All right, Cripple Creekers.
We are going to play the third, and most
version of Cripple Creek, here, and this
has some elements of Texas style,
has some elements of Bluegrass, all kinds
of fun stuff.
In this third iteration of Cripple Creek.
So again, a few more notes.
We're going to do some of this.
groups of threes, two groups of threes,
and then some separates.
That kind of thing.
I'm gonna work that in, and again, on B
part, we're gonna go back to.
With a little twist on the notation.
I'll play it for you with the medium
guitar backup track here.
Let's go back and get this here.
Can you hear this?
>> [INAUDIBLE] medium.
>> What did I tell you?
Okay, so that's a medium tempo version.
I think you can pick up a lot from that.
And we're gonna, also gonna have a PDF
with the bowings and the new notes.
So I'll just.
Go ahead and play this.
You can have a look at the fingering.
There's some tricky stuff.
Definitely going for
a little bit more contemporary blue grass
stylings in some of this.
So we again start with still.
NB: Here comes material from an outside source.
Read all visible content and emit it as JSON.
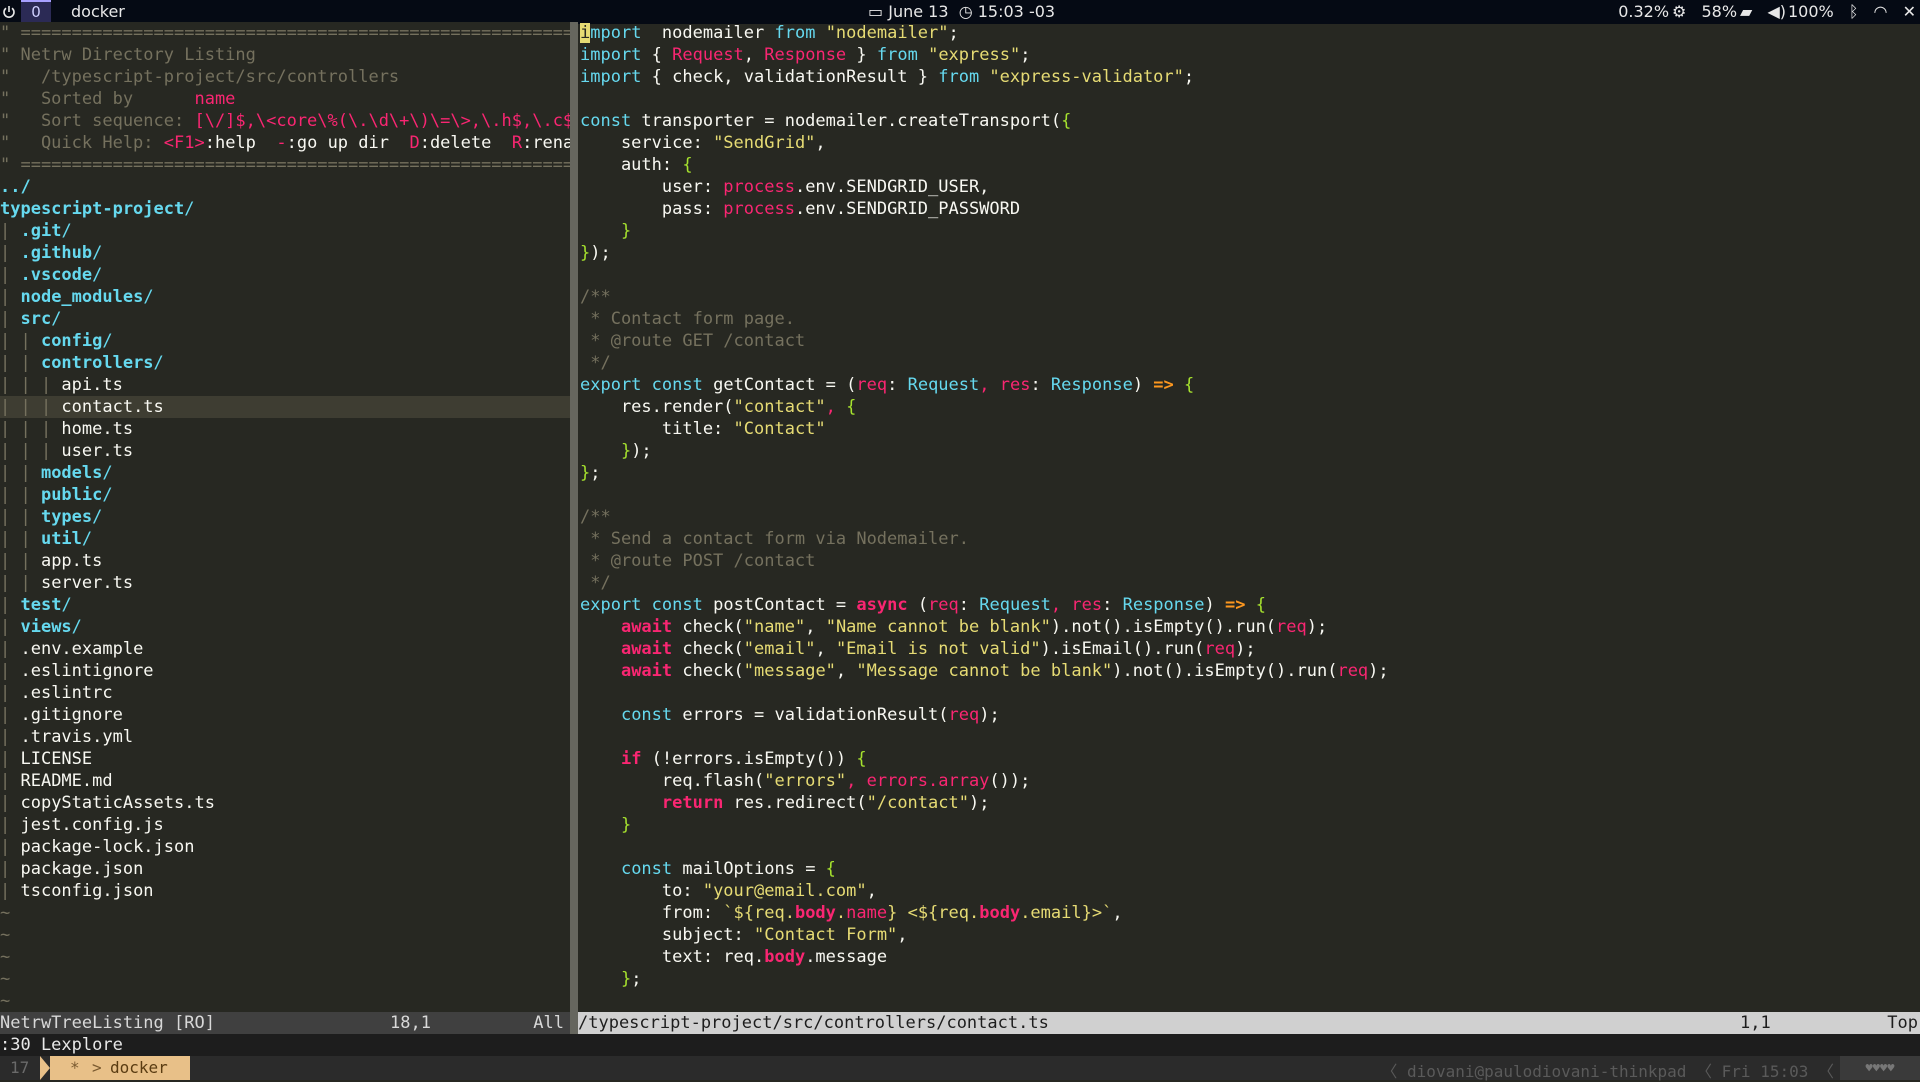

Right, but we're just decorating.
Now that's the first phrase.
And there's the second phrase.
So we got.
So, put those together.
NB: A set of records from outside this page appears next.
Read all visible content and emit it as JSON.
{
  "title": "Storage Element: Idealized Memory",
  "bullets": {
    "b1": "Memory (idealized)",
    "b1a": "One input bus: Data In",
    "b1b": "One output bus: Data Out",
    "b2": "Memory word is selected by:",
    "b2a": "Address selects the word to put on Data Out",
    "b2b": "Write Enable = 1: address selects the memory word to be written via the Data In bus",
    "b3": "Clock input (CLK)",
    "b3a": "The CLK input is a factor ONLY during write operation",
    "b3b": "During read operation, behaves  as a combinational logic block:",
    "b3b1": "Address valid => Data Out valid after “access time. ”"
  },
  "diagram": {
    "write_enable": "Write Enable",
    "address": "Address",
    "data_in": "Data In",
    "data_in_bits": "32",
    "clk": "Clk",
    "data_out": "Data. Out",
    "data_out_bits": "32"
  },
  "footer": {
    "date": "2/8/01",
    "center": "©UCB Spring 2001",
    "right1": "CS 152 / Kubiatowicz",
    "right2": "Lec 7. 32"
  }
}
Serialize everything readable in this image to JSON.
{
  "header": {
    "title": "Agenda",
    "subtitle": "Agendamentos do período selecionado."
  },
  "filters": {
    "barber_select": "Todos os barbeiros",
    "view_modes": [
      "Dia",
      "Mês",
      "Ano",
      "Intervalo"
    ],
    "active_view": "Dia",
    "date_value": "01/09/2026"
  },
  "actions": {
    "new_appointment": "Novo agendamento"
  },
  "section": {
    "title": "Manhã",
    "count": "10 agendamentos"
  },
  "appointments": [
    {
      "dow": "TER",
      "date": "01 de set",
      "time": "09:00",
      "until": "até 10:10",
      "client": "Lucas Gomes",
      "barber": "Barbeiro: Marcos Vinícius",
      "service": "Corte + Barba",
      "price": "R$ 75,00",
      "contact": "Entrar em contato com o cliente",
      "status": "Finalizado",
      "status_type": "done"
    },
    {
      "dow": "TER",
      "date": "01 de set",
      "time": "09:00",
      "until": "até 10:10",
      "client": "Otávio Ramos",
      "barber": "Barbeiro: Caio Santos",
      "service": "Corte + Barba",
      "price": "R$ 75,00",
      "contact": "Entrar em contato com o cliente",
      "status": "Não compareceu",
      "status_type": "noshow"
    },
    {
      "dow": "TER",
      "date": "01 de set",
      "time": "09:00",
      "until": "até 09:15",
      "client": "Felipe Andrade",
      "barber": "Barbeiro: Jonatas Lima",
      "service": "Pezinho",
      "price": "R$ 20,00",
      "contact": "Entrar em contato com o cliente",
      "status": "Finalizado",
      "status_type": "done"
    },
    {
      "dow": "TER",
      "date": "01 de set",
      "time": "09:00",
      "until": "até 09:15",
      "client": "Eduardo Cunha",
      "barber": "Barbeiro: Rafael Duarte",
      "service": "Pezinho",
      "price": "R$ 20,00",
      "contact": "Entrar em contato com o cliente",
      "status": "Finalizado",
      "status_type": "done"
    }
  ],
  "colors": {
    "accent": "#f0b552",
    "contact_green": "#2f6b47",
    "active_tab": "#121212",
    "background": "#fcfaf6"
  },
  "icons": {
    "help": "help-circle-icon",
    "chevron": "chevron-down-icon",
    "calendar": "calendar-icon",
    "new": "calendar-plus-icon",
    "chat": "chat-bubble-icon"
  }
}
And then the second, second half is.
This is where it gets interesting.
So we start with the C-sharp.
Put our first finger right up behind it.
Play a B sharp.
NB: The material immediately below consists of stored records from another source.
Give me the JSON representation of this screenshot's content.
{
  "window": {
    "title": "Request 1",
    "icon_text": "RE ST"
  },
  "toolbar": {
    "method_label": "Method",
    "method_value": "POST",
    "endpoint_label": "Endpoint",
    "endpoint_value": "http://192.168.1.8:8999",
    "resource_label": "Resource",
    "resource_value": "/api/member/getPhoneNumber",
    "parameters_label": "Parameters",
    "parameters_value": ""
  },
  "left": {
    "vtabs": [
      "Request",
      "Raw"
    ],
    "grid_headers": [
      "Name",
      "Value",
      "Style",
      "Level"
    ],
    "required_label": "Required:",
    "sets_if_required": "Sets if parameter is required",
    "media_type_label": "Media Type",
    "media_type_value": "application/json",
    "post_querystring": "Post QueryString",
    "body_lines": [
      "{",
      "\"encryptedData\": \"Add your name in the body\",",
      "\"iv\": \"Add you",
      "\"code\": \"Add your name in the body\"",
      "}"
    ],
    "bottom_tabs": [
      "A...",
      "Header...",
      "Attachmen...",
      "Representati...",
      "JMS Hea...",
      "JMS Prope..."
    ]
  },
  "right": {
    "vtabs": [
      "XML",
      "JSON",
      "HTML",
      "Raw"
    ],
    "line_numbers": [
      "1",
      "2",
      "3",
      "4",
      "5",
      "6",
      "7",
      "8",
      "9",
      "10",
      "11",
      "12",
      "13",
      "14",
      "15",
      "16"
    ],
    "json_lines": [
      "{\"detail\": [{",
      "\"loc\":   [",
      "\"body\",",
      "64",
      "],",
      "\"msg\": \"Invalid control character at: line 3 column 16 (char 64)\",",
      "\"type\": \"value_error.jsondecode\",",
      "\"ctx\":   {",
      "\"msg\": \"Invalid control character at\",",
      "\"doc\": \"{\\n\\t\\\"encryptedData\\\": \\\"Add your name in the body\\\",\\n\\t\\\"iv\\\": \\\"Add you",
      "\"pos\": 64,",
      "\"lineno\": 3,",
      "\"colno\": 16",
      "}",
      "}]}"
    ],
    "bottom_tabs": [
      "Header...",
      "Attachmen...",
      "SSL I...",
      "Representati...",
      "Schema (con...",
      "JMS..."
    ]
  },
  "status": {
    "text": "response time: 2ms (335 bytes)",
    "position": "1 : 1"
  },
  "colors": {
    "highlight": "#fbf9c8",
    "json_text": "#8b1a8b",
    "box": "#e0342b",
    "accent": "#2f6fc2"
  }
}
Just try to.
a b sharp also happens to be a C natural.
But I'm thinking of it as a B sharp
because my first finger is playing it.
That's the only reason.
If I was writing it,
I wouldn't have to use as many accidentals
and make the page look complicated.
we have a fourth finger over there.
then we bring that second finger down to
So we've started there.
then the first finger of course comes back
to B-natural too, so.
All right, so
that's the whole second half.
Very a little bit complicated, but fun as
I would practice that part, that might be
the hardest part in the whole tune.
then that goes right into the next part
Right so that's how that goes.
It's got a second ending where it merely
So it just does that.
So I would cycle this.
In fact I might even take a smaller piece
Keep adding notes.
All right, untill your comfortable with
the whole thing.
Second part this is not so difficult.
Again we're going back and forth between.
The C sharp and the C natural.
We could try even more of an ornament.
Trick is to stay relaxed, not.
Tense up when we're trying to, we don't
wanna spasm this,
we just wanna let it roll comfortably.
And then push out.
Fourth finger unison with E string.
We can play it either way.
Or in the conventional way.
Either way, it's all good.
It's Cripple Creek, it's a fiddle tune.
It can be played in a lot of different
So that is our fingering.
We're start, we're with the bowing.
Okay, that's three.
And then we do a bow on.
Last two notes of that first part.
And that, so we can end up.
And then three more.
then we're all, separate bows, it has a
great sound, when it's up to speed
So that's interesting way of bowing.
then we're back to the standard shuffle on
the second part.
Just like the first part.
Except we have a pause.
We don't keep going up.
And then, of course.
Actually, that's where we tie.
So, then we have.
So, those, keep those separate.
That's kind of a nice way to do it,
because we really come into the next part,
separate bows, and it sounds really good,
it kinda just keeps it driving, you know,
All right, so.
That's the bowing for this, this tune.
I'll play this a little faster.
You can kinda hear how it comes together,
a little better.
Let's see, let's try let's try the fast
We have four different speeds on this.
And this is the fastest speed.
This is the third version of
Cripple Creek, here we go, now.
Cripple Creek, fast.
So, that kinda got,
went off into improvisation land at the
You're welcome to investigate that and
anybody wants to transcribe that or
look at that, that's also part of Cripple
the ongoing saga of Cripple Creek.
So, enjoy, enjoy the new version and
congratulate yourself on
quite a journey from the headwaters, to
where Cripple Creek
joins some larger river, perhaps, the
Missouri, or the New River.
Something like that.
The great, stream of bluegrass fiddle.